The origins of the Health System can be traced back to the University of Virginia’s founder, Thomas Jefferson. In some of his earliest plans for the University, Jefferson recommended the creation of a School of Anatomy and Medicine.
He envisioned a rigorous academic model, where students could attain a medical education in nine months, a term that was twice as long as most schools at the time. Students would read, attend lectures, and watch demonstrations. But there would be few opportunities for them to work firsthand with patients, because there was no teaching hospital in Charlottesville. Jefferson expected that students would gain this experience elsewhere after completing their studies at UVA.

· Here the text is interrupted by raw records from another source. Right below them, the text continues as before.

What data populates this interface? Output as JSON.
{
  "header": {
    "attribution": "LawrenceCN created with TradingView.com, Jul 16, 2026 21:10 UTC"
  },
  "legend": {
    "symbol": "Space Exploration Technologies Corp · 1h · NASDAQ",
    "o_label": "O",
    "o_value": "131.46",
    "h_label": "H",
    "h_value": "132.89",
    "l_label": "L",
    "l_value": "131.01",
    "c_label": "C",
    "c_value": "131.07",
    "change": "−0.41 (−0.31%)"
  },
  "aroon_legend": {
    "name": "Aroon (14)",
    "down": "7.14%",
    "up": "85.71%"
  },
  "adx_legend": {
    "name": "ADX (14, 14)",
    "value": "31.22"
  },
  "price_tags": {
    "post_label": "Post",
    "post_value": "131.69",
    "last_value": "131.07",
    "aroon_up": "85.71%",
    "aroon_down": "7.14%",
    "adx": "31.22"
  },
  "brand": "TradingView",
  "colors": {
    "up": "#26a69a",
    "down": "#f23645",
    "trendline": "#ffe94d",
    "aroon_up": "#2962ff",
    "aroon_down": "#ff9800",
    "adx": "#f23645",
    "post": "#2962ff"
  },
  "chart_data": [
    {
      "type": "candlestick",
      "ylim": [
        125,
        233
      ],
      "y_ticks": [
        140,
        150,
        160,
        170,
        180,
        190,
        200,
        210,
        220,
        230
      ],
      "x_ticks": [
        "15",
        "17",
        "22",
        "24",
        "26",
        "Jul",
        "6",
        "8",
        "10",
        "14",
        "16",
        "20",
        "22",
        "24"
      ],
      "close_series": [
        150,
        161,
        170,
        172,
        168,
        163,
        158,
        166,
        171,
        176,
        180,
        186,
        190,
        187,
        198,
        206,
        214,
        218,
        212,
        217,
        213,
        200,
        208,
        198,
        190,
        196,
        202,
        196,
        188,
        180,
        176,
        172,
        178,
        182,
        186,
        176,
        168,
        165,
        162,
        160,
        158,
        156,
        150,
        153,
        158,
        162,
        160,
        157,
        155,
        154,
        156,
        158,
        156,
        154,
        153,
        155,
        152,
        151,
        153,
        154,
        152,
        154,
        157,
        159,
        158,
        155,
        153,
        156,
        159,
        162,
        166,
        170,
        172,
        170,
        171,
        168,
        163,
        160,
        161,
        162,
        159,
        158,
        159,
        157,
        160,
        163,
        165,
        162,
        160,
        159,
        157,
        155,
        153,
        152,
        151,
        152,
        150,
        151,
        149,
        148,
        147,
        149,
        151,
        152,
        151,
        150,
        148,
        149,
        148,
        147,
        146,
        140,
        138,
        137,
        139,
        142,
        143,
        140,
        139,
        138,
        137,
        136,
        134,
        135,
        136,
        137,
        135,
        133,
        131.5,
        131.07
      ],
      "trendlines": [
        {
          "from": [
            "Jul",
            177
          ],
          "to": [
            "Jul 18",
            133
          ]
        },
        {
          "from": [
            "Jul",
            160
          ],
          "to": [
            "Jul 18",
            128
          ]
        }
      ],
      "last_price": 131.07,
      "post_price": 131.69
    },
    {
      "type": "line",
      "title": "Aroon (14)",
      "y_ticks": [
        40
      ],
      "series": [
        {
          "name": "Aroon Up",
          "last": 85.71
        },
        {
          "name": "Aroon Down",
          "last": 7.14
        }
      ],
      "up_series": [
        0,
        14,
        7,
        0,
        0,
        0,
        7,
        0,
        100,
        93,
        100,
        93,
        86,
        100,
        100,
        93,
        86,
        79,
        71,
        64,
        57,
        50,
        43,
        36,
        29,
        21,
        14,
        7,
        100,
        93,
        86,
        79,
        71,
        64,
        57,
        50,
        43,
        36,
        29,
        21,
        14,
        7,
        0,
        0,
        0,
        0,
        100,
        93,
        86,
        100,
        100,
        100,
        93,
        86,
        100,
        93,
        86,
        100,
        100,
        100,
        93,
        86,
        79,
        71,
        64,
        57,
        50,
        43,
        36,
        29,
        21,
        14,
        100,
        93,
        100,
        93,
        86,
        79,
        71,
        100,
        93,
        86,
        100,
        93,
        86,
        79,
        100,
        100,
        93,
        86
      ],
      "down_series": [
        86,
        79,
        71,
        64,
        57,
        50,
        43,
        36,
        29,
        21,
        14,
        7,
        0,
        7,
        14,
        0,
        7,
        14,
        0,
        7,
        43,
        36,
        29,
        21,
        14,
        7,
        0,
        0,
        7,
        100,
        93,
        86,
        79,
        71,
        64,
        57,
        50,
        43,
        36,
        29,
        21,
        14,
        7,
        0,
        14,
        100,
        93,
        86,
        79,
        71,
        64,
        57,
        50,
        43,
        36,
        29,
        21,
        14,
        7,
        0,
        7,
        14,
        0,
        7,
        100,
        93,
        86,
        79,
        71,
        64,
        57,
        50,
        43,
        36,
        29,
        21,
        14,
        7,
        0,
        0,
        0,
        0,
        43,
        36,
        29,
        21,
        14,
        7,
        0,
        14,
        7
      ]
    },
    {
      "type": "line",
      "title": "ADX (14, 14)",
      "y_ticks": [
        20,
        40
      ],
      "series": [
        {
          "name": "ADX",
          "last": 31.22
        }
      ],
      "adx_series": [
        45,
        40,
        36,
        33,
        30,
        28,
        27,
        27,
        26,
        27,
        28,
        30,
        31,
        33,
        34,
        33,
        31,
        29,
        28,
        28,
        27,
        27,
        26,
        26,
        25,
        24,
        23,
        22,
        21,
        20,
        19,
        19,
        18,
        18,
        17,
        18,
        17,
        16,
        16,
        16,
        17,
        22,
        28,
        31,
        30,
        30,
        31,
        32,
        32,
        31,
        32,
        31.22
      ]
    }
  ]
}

When the University opened its doors to students in 1825, Dr. Robley Dunglison taught all of the classes offered by the School of Anatomy and Medicine. Over the next eight years, he persuaded the UVA Board of Visitors to hire additional faculty for his department. He also established a small dispensary in the Anatomical Theatre, where students could obtain limited clinical experience. When Dunglison left the University in 1833, UVA had a viable medical